“If the board is basing their decision on health organizations, then the decision should have already been made."
‘I’m very disheartened’
Left with no choice but to report back to the classroom, Holmes is emotional, breaking down while talking about the trials and tribulations she has faced this year, including losing family members to COVID-19 in the past week.
“I’m very disheartened,” said Holmes, who believes that an investment should have been made into ventilation and not plexiglass. “I'm not really sure why they think we are invincible. I just think that they don't care."
Holmes wasn’t alone in being upset by HCS’ decision to return to hybrid instruction, with others echoing her sentiments.
“It’s shameful we are going back right now,” one teacher said.
“I have mixed emotions. I know so many students who are really struggling through distance learning but I am concerned about the health of teachers and students being back in the building together when the numbers are so high,” another offered on condition of anonymity.
Holmes is adamant she doesn’t mind being in the classroom, as she sees the value of teaching face to face, and believes that Forestbrook has handled hybrid instruction well.
However, she is worried that she and other teachers are the forgotten element with the decisions to return to school, as COVID-19 has proven to be deadly for adults, with local facilities such as Conway Medical Center seeing a rise in the hospitalization of younger adults in recent weeks.
“The virus doesn’t just impact our elderly, in fact we’ve seen more cases of those in their 30s and 40s over the past few weeks,” said Dr. Paul Richardson, CMC’s chief medical officer. “Teachers and staffers definitely fall into the categories of people that we’ve seen.”

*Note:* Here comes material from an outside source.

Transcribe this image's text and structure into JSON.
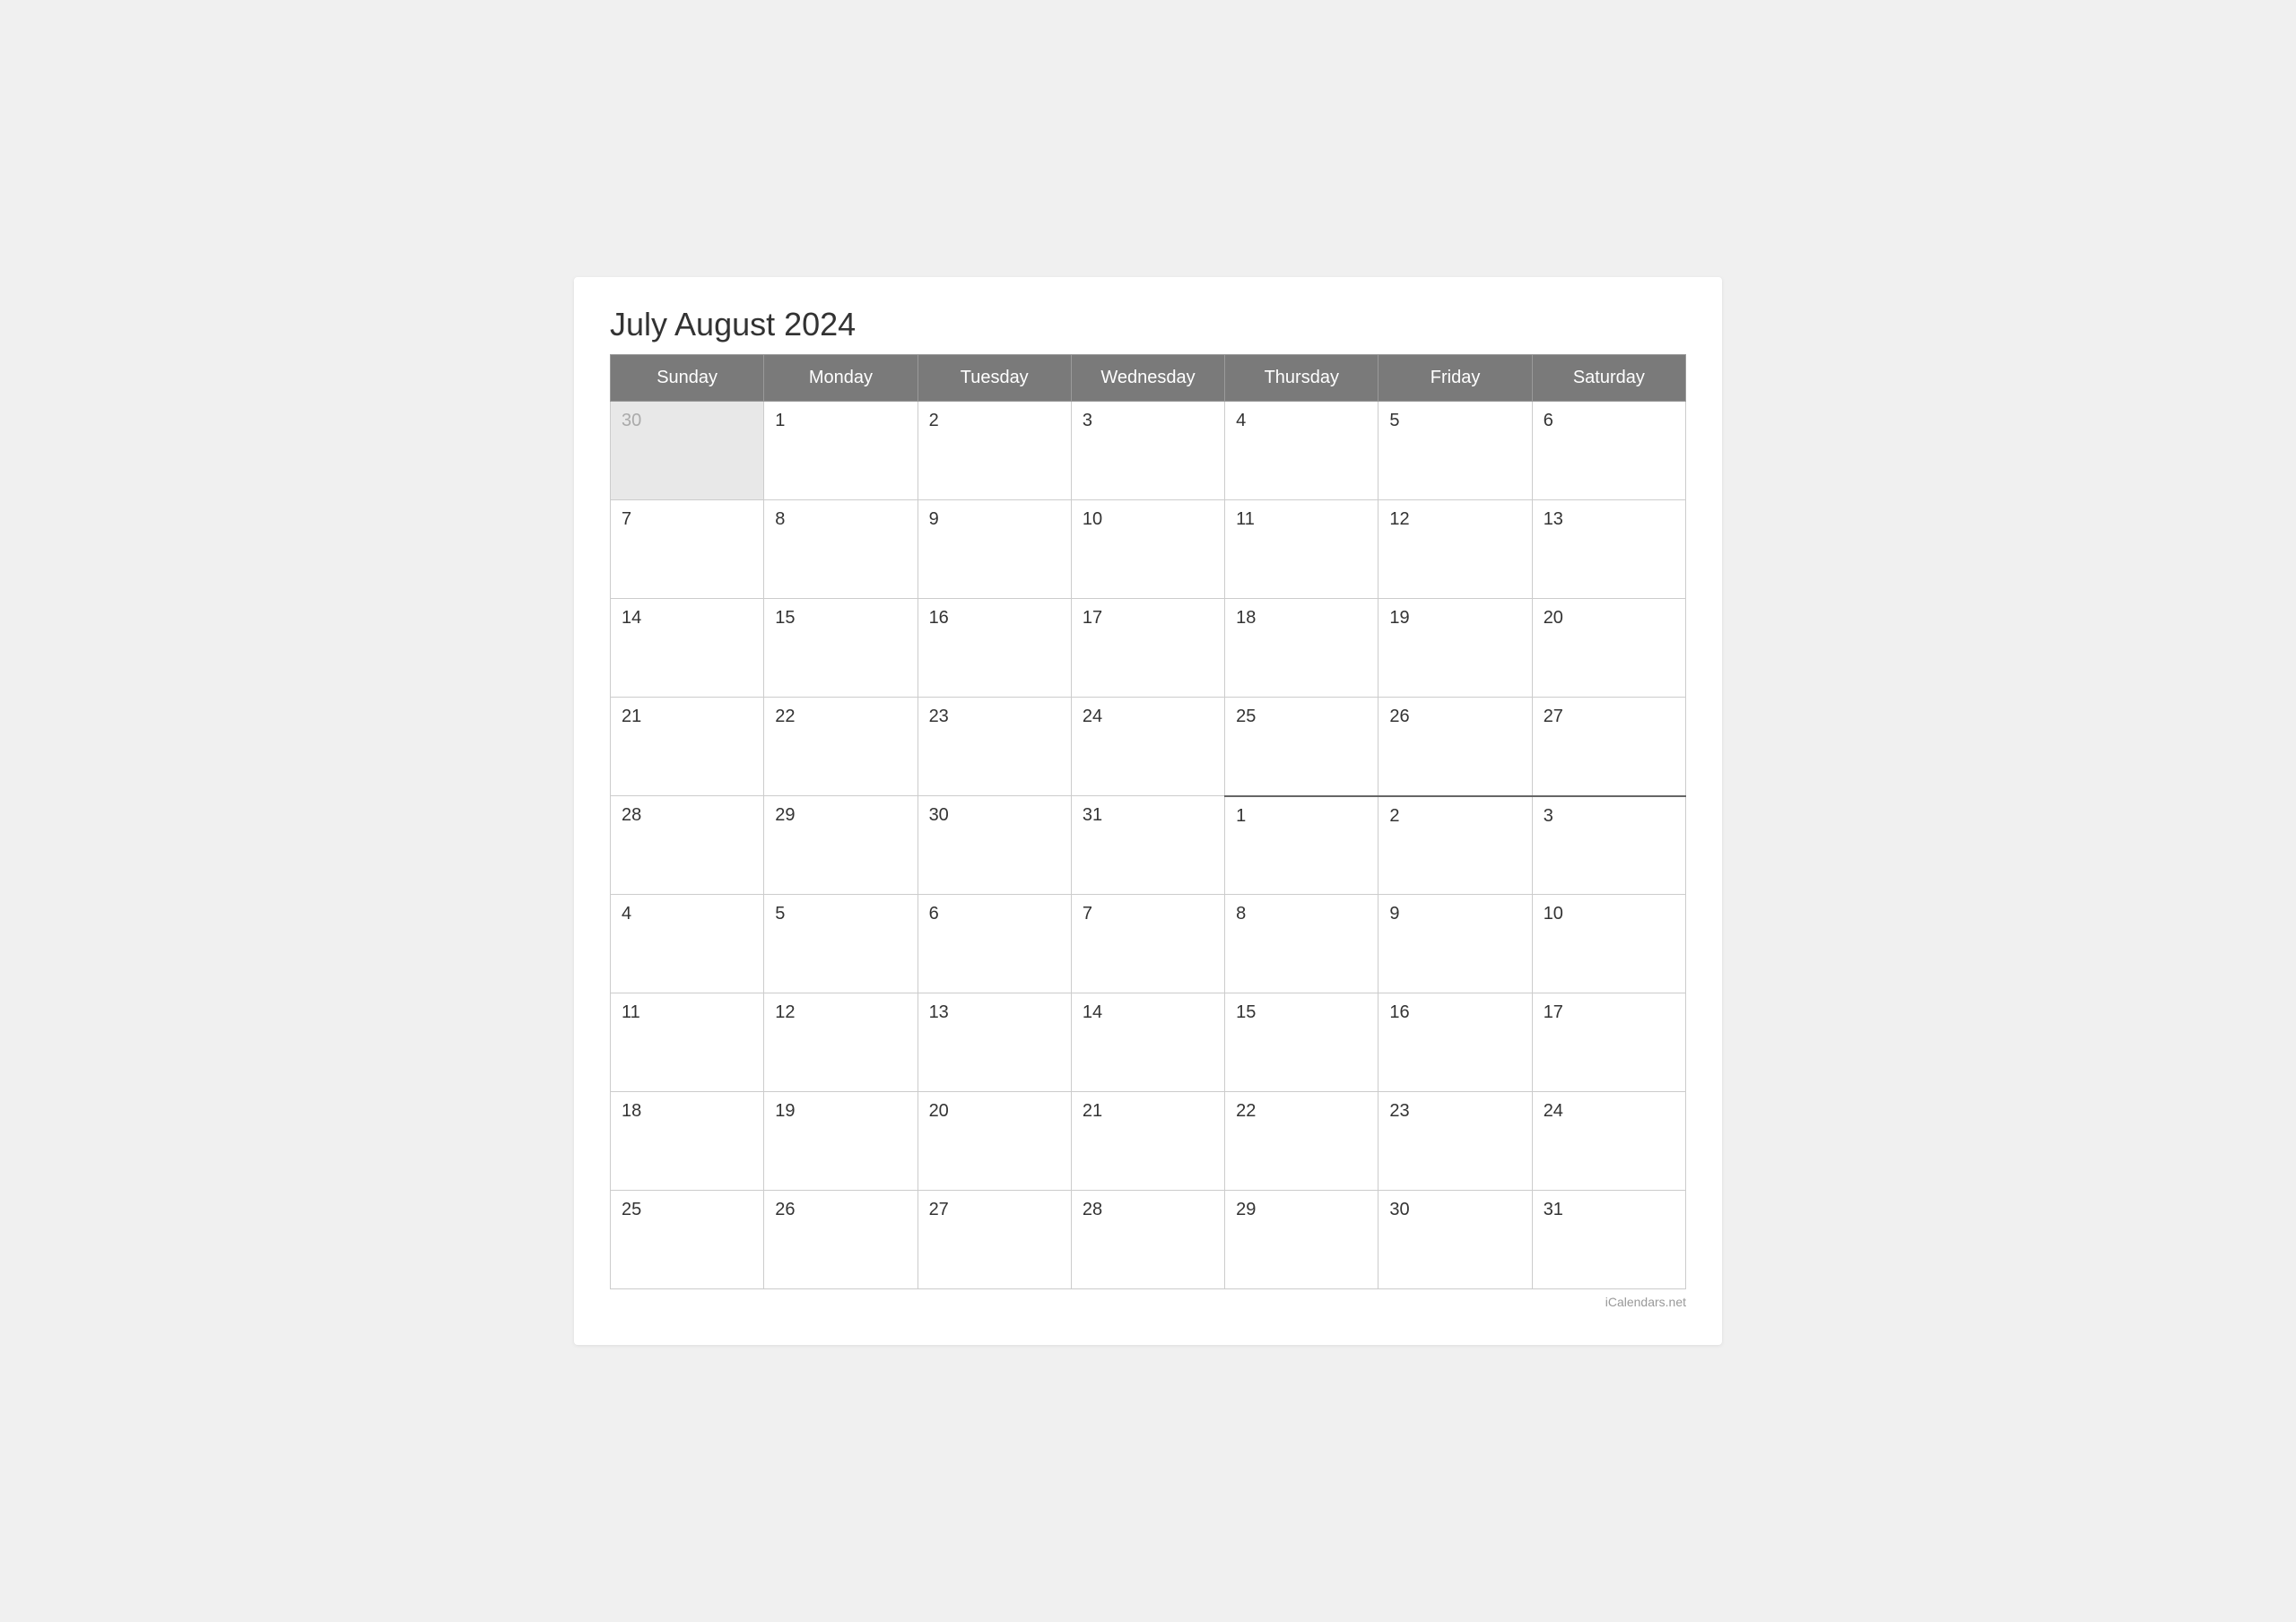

Despite the rising risk, Holmes knows that hundreds of teachers will show up on Tuesday, putting their own health aside in favor of making the best of the situation.
“You know school supposed to be a place you want to go to a new love,” Holmes said. “You know you love being there with your friends and you love your teacher and you know you're able to do fun things and learn a lot.
“How does this nurture a love of learning for these children? It doesn’t.”